A vibrant interconnectedness had prevailed in this region for around 2,000 years, until it was altered by human decisions and activities that had consequences that became part of our cultural learning and social DNA.  But our human brain and its desire for connection has resurrected and renewed convergences between states and peoples through cultural diplomacy, historical research and exploration, companies that fuse the best of our ideas to fill unmet needs with new products, and existential fears that compel us to apply these same innovative brains to address strategic concerns.

This is why I am excited that this conclave is focused on exchanges between people.  Observing, listening, testing, learning, creating, debating, revising, building….these acts are not only the scientific process but also the gateway to enhanced, expanded, and improved political and economic relations.  They are the path to new paradigms of pedagogy, policy, and research.  They are the means of turning alliances, experiences, and imagination into international policies that contribute to the positive development of the now 8 billion people who live on our increasingly small planet, and beyond into the ever-expanding universe.
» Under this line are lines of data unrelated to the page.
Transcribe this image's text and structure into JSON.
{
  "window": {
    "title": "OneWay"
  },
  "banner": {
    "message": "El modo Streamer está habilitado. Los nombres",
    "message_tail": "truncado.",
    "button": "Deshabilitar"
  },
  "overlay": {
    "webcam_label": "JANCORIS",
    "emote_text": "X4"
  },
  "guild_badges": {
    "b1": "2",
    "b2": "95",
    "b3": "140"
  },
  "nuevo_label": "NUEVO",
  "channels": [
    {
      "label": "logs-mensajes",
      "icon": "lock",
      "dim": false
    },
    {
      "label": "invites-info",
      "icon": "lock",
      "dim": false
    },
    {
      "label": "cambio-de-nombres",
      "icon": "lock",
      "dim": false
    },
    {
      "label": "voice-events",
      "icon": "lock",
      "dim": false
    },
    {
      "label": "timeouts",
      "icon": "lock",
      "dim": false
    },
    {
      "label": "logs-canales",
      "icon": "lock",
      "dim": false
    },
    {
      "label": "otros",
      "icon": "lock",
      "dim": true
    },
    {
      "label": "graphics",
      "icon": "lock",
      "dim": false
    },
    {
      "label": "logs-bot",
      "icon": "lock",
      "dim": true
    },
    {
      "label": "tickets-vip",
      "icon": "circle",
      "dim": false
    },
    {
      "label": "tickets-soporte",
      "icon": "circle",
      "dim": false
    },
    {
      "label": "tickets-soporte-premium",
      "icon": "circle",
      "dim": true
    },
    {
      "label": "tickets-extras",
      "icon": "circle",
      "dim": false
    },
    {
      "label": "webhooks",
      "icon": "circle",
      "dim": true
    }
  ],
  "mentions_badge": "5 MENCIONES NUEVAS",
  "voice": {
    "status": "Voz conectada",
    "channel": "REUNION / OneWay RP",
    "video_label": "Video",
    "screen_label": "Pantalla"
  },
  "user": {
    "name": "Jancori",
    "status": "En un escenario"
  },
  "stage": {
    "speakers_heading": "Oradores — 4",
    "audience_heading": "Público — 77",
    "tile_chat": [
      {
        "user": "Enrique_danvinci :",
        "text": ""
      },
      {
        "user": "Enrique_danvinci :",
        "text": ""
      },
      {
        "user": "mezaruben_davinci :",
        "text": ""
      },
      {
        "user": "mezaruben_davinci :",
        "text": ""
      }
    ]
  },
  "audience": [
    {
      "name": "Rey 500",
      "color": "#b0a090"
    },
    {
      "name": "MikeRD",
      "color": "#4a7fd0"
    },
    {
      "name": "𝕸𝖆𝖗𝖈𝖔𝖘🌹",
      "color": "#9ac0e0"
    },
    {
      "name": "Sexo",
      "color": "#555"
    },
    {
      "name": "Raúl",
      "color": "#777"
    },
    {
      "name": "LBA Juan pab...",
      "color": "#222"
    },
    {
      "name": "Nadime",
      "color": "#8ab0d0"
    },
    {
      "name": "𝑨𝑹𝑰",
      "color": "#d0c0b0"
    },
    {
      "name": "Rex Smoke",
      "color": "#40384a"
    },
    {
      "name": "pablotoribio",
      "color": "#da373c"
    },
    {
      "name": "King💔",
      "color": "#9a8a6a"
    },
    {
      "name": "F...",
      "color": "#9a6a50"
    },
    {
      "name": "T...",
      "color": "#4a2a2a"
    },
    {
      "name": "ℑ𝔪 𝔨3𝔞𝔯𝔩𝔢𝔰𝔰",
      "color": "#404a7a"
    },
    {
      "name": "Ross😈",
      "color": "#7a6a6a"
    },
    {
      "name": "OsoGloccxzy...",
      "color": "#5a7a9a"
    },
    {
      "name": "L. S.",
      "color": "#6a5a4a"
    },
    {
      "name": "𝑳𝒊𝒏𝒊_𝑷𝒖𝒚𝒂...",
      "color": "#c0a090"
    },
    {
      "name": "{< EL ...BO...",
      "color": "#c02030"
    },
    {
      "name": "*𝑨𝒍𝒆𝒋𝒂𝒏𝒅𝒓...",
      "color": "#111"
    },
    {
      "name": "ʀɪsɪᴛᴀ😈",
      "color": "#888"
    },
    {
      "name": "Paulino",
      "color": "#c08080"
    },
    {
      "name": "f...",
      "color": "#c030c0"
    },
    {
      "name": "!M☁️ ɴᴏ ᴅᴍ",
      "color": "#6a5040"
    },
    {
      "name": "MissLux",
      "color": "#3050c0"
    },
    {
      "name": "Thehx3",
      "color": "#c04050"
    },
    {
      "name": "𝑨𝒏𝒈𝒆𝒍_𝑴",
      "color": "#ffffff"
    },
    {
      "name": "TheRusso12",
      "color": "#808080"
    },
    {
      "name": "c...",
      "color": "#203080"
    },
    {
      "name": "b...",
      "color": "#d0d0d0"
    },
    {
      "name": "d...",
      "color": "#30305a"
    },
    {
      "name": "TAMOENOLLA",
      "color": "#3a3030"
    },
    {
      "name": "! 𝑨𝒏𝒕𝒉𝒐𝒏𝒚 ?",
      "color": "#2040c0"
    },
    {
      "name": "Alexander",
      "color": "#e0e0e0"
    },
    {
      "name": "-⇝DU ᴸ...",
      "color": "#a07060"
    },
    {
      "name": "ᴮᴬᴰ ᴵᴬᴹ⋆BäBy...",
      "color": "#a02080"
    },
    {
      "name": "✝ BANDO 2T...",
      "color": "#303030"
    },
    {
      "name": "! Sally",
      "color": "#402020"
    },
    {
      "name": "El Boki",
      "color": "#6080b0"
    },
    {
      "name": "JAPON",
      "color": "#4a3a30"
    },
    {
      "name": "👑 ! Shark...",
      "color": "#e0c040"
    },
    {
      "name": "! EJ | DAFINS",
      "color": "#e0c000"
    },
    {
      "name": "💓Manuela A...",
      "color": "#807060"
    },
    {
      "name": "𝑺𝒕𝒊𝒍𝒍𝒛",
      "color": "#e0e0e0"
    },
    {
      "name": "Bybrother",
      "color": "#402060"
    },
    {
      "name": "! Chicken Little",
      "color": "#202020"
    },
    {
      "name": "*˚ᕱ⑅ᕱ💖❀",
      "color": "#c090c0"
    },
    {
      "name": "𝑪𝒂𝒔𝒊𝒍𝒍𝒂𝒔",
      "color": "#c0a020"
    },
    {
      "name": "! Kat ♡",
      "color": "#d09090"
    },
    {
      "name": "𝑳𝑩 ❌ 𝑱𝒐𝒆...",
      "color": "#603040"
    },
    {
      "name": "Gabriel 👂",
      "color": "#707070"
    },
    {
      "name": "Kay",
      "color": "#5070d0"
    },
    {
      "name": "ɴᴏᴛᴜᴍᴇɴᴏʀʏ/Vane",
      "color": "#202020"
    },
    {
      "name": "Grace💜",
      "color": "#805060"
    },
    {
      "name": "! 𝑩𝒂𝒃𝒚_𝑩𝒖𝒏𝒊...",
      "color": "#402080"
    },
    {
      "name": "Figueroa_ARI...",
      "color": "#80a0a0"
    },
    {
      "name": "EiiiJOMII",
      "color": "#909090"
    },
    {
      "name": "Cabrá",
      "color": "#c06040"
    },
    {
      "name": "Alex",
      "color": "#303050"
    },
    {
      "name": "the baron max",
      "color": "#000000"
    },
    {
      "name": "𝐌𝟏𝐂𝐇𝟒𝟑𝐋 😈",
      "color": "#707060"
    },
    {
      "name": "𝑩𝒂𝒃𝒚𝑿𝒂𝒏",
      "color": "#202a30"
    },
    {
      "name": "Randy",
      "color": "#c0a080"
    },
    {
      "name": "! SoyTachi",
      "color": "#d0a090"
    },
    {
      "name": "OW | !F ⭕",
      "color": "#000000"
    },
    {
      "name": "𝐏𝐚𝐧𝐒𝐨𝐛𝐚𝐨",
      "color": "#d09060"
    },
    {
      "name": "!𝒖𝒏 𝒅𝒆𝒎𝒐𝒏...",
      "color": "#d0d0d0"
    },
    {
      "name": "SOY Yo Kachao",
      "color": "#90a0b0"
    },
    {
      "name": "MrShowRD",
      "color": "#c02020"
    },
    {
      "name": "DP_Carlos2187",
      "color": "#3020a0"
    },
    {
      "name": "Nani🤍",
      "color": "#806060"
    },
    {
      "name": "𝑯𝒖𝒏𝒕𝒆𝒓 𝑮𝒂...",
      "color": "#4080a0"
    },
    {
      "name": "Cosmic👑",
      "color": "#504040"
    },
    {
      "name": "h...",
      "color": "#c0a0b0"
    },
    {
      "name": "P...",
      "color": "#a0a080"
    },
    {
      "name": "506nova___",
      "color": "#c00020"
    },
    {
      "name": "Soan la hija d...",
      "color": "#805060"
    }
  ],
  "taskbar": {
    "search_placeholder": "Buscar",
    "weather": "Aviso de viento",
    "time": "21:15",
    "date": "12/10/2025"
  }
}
I personally witnessed this kind of synergy in action as part of the West Bengal Tribal Hill Festival in the Himalayan Hills earlier this month.  My team partnered together with five indigenous communities and young leaders from the United States, India, Nepal, and Bangladesh through the U.S. Department of State’s Arts Envoy Program.  The act of conceiving of and creating a multilingual artistic performance within a Festival in multiple cities led to a deeper understanding of governments, policies, histories, and the connective and overarching ideals of diversity, inclusion, equity, and accessibility across peoples and nations.  The bonds we formed are deep, strong, respectful, and powerful.

We cannot know—especially after the overwhelming experience of the pandemic that gripped our planet—what the next decade will bring.  But we do know that we can meet any challenge with certainty if we strengthen our collective capacities, pool our resources and drive toward outcomes that are in alignment with our shared values.

I look forward to participating in the conclave conversations and making new friends over the next two days.  I hope you all join in shaping this vision toward our collective prosperity and security.

Thank you so much for your time today.